  7. Weekend at Thrackley – I liked another Alan Melville book
  8. The Hare with the Amber Eyes – been on my list forever. Something about a banking family and netsuke.
  9. The Love-Charm of Bombs – ditto. 4 or 5 British writers during the Blitz
  10. Love Lies Bleeding – I think this is the next Gervase Fen.
  11. Lincoln in the Bardo – it’s been so long for some of these I don’t remember why. Lincoln’s son and the Tibetan Book of the Dead. I believe it’s a bit weird?
  12. Greenmantle – a John Buchan book. Sequel to The 39 Steps, I think.
  13. The Baker Street Irregulars -Anthony Boucher
  14. The Rise and Fall of D.O.D.O. – you wouldn’t know it from reading this blog, but I am a Neal Stephenson fan behind in my work
  15. Murder on Wheels – second Hildegarde Withers
  16. The Loser – Thomas Bernhard was in a list of the best short novels according to some site
  17. The Bat – Mary Roberts Rinehart: I saw the old Vincent Price movie not too long ago, so I thought, why not read the book?
  18. The Sealed Message – Fergus Hume: I added this accidentally on my Kindle and then thought, well, why not?

But something is wrong because I added 4 and am still at 18, so I must have forgotten 3. One was Gawain and the Green Knight, which I’m not sure about. But there are two others. I’ll have to find the list.

Thanks, Cathy, for hosting! I hope you, dear reader, will join us in this challenge! It’s very flexible, read as many or as few as fits your schedule. Make a list. Then abandon it, or switch a few out. It officially starts Monday so you have time to figure out what you’d like to have read by September 1!

The Case of the Black Twenty-Two

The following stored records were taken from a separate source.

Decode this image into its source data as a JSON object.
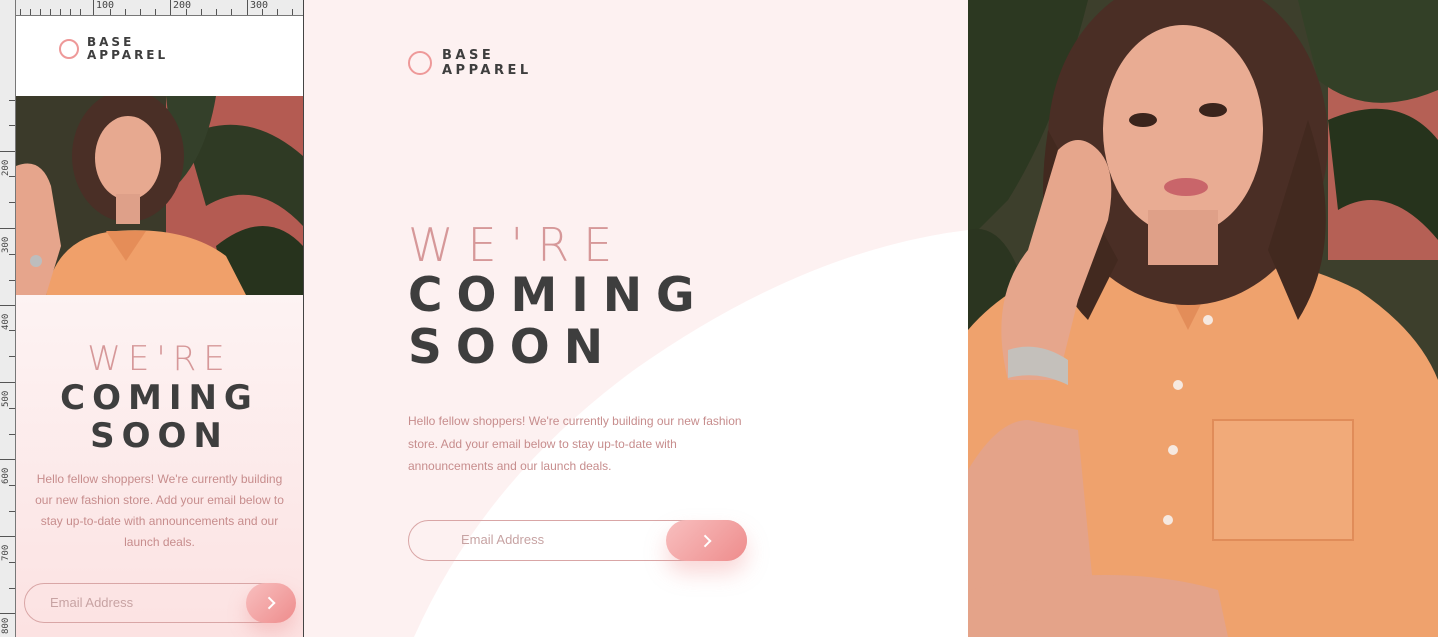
{
  "mobile": {
    "ruler": {
      "top_labels": [
        "100",
        "200",
        "300"
      ],
      "left_labels": [
        "200",
        "300",
        "400",
        "500",
        "600",
        "700",
        "800"
      ]
    },
    "brand": {
      "line1": "BASE",
      "line2": "APPAREL"
    },
    "headline": {
      "light": "WE'RE",
      "bold1": "COMING",
      "bold2": "SOON"
    },
    "description": "Hello fellow shoppers! We're currently building our new fashion store. Add your email below to stay up-to-date with announcements and our launch deals.",
    "email_placeholder": "Email Address"
  },
  "desktop": {
    "brand": {
      "line1": "BASE",
      "line2": "APPAREL"
    },
    "headline": {
      "light": "WE'RE",
      "bold1": "COMING",
      "bold2": "SOON"
    },
    "description": "Hello fellow shoppers! We're currently building our new fashion store. Add your email below to stay up-to-date with announcements and our launch deals.",
    "email_placeholder": "Email Address"
  },
  "colors": {
    "accent_pink": "#ee8c8c",
    "headline_light": "#d69899",
    "headline_dark": "#3e3e3e",
    "body_text": "#c78d8d",
    "background": "#fdf1f1"
  },
  "icons": {
    "submit": "chevron-right-icon",
    "logo": "ring-logo-icon"
  }
}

Brian Flynn’s second Anthony Bathurst mystery is a lot like his first.  A decent mystery brought down a little by Bathurst being a bit annoying and Flynn’s fondness for exclamation marks.   Bathurst thinks himself the greatest thing since sliced bread and almost everyone in the book thinks so, too, even though this is only his second mystery.  The inspector from Scotland Yard does not arrest him for withholding evidence.  Everyone falls in with his plans without knowing a thing about them.  They do what he says and are handsomely rewarded in the end with the mystery solved and the criminal(s) ready for the clink.

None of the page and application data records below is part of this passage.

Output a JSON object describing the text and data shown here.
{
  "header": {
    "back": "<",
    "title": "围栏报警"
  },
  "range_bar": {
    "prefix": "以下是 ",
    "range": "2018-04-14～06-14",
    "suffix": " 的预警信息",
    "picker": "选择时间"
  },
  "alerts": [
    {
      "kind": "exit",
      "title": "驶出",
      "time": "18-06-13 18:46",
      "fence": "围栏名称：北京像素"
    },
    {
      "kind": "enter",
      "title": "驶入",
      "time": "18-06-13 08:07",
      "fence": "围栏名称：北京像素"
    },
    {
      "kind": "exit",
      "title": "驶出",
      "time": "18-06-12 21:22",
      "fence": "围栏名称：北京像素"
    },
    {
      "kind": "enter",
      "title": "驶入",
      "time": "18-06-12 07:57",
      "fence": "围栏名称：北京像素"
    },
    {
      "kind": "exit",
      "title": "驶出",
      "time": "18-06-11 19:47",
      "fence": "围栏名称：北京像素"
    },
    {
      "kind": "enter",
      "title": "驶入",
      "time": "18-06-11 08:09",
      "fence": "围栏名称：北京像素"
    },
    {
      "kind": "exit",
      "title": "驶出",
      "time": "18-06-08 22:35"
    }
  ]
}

However, the mystery itself isn’t bad.   First off there’s a young lawyer who’s engaged to look at some items a millionaire wants to buy in a sale.  These items once belonged to Mary, Queen of Scots, a particular interest of said millionaire.  On his way to see the items on display at the auction house, the lawyer, Daventry, stops for a spot of lunch.  There an incident at a nearby table makes him think a couple is interested in Mary’s former belongings, too.   He goes to see them and a good thing, too, because they are stolen that night and a night watchman is killed.   Meanwhile, at the millionaire’s not at all humble abode, the millionaire gets his head bashed in.   Coincidence?  Connection?  What has all this got to do with Mary, Queen of Scots and what does ‘the black twenty-two’ even mean?   All these questions are answered in time by the man of the hour, Anthony Bathurst.

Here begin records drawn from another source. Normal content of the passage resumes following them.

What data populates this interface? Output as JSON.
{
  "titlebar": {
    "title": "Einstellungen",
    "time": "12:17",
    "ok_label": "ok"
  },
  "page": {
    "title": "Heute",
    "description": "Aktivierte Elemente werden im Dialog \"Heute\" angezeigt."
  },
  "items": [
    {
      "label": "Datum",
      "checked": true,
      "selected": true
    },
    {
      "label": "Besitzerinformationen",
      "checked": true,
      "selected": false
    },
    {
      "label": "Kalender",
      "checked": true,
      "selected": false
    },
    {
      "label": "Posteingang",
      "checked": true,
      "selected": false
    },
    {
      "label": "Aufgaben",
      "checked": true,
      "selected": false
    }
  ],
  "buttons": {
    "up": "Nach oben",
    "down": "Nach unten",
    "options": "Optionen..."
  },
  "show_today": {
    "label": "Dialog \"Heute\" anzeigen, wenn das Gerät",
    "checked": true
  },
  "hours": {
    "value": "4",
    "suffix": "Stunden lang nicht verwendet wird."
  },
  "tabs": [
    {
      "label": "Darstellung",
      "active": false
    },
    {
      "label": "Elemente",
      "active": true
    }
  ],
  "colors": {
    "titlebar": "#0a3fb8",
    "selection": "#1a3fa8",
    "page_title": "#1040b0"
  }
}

I am glad that Brian Flynn’s works are being resuscitated.   Dozens of new mysteries from the Golden Age are nothing to sneeze at and Flynn’s writing isn’t bad.   I just wished I liked it a bit better.  It and Bathurst.  He’s got the ego of Poirot without the experience, nor with Christie’s tendency to poke fun at the Belgian detective.  The man wraps everyone around his little finger and his plan at the end for exposing the criminals is pretty much absurd.  There is no way I can figure out that the solution should have been clear to the armchair detective following along.  I prefer stories where you can, at least theoretically, figure it out.  I will probably keep reading nonetheless.  There aren’t too many Golden Age mysteries to go through that I will turn up my nose at these.